§ Task prompt:
Find the lines of data that contain the string "DSCP", then list them.

§ Supplied material:
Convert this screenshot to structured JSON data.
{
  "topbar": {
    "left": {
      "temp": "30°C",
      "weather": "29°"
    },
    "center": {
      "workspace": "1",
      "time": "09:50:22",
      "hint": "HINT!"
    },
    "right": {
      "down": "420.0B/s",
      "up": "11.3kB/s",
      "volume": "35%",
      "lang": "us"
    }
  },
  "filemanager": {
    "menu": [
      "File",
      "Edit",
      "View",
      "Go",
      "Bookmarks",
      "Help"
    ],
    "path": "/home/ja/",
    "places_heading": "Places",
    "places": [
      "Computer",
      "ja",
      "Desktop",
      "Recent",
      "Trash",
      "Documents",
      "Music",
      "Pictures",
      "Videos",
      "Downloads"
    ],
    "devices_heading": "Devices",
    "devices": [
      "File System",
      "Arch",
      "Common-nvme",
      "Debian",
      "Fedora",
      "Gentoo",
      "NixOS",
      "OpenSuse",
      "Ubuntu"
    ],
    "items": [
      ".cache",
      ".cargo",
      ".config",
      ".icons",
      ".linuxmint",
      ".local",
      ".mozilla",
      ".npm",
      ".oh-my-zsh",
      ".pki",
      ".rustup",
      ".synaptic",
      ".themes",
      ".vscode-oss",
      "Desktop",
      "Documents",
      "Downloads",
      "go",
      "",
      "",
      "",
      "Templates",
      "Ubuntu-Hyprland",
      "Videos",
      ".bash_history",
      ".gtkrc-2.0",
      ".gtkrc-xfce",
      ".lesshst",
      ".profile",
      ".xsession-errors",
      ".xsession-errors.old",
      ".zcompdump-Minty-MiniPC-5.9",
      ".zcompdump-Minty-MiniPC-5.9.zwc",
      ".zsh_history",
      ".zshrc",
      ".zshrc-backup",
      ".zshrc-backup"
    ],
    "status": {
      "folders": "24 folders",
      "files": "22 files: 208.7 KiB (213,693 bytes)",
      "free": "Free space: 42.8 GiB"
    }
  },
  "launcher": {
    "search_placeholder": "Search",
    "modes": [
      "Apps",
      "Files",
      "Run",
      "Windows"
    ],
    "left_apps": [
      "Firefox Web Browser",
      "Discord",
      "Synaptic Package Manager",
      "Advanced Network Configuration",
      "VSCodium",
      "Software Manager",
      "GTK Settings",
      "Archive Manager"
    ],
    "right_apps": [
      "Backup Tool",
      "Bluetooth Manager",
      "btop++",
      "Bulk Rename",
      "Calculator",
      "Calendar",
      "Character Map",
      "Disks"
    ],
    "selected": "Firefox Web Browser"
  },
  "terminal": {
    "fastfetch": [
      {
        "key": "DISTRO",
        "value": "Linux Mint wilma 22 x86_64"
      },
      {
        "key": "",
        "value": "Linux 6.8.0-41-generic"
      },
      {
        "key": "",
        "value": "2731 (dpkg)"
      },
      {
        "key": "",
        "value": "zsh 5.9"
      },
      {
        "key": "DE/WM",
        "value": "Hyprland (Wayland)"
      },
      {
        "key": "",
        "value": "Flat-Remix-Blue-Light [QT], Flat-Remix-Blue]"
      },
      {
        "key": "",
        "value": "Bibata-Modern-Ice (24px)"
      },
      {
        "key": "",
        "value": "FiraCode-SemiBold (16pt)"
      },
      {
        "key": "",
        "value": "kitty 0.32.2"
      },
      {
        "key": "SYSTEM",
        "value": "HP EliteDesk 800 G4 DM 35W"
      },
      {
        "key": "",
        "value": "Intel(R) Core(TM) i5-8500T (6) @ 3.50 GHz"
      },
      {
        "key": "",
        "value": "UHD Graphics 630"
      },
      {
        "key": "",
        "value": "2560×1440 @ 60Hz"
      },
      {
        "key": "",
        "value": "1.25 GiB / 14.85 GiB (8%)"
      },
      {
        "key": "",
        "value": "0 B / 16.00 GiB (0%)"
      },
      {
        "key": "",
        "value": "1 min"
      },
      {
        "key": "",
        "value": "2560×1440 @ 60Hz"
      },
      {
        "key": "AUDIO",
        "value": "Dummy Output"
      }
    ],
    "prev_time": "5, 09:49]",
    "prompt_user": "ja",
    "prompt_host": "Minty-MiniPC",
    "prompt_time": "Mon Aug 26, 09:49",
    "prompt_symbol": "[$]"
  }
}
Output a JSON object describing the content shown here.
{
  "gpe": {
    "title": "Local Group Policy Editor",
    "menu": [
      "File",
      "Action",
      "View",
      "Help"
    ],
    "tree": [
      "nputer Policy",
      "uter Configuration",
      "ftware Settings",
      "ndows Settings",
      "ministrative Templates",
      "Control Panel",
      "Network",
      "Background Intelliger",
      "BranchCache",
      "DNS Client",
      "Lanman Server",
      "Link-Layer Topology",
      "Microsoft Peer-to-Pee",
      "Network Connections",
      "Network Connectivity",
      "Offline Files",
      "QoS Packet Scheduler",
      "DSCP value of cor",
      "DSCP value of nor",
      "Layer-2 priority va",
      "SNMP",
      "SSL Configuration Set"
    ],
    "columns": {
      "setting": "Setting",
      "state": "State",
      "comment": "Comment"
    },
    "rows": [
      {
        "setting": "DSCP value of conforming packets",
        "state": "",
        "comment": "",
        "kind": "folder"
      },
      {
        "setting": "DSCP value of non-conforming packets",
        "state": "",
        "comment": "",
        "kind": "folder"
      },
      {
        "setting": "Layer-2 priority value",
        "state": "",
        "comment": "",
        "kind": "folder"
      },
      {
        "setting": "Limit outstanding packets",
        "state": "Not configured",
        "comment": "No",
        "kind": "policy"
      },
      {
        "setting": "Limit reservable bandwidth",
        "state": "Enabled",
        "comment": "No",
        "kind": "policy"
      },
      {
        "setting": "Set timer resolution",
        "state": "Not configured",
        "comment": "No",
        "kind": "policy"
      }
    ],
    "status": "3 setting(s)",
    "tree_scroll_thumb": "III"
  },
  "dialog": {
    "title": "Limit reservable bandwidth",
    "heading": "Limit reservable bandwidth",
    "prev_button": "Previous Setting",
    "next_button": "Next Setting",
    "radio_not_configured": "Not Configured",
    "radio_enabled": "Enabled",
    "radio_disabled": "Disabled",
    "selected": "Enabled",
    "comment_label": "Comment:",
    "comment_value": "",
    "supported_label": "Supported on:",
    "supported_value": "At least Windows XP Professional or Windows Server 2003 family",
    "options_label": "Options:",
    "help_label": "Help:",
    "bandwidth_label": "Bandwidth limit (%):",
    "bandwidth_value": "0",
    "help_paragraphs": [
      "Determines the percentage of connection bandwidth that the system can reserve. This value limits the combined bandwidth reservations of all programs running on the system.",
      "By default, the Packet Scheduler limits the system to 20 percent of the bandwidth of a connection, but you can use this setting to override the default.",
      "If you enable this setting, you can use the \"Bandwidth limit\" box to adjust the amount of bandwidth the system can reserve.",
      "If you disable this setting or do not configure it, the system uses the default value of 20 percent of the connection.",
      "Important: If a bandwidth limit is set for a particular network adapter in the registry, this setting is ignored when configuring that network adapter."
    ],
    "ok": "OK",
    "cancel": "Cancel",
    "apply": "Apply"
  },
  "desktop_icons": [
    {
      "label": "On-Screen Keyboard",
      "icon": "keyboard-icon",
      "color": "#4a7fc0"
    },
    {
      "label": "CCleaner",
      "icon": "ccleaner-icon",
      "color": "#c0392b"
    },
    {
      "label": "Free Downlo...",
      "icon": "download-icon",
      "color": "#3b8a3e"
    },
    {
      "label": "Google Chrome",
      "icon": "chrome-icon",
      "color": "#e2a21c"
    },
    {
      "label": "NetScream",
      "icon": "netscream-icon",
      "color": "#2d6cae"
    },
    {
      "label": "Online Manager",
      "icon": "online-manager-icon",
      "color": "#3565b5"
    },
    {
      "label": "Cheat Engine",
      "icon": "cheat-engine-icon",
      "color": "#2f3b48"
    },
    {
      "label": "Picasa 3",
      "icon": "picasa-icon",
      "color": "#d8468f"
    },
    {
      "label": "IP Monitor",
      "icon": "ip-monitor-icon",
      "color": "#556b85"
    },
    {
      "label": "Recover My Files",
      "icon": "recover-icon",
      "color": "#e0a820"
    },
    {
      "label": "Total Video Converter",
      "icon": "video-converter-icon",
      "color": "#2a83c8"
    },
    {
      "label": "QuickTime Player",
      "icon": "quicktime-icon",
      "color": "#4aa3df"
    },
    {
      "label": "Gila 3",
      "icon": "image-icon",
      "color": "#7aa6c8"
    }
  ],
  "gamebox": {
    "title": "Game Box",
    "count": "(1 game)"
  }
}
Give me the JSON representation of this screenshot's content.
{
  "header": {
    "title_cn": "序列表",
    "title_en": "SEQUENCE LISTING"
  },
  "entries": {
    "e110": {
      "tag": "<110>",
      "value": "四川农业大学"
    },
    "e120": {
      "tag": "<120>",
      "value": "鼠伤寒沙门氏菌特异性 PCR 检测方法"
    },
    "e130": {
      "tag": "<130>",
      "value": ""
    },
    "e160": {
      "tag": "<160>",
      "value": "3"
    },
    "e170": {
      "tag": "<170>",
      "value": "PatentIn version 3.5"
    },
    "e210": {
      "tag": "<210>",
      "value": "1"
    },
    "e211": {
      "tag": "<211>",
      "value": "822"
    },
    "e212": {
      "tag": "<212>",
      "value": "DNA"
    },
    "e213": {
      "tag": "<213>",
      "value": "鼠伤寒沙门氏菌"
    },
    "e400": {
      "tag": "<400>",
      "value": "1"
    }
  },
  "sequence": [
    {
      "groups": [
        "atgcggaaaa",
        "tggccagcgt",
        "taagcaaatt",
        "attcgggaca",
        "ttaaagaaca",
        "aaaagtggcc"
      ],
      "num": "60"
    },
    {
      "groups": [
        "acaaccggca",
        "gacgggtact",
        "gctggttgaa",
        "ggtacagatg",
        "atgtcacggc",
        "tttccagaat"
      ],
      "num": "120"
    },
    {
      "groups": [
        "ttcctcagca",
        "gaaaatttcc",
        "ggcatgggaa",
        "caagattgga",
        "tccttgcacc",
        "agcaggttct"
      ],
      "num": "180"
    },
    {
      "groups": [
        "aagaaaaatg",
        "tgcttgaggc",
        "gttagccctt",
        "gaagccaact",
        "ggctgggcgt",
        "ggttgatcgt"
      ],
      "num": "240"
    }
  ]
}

§ Output of the task:
      "DSCP value of cor",
      "DSCP value of nor",
        "setting": "DSCP value of conforming packets",
        "setting": "DSCP value of non-conforming packets",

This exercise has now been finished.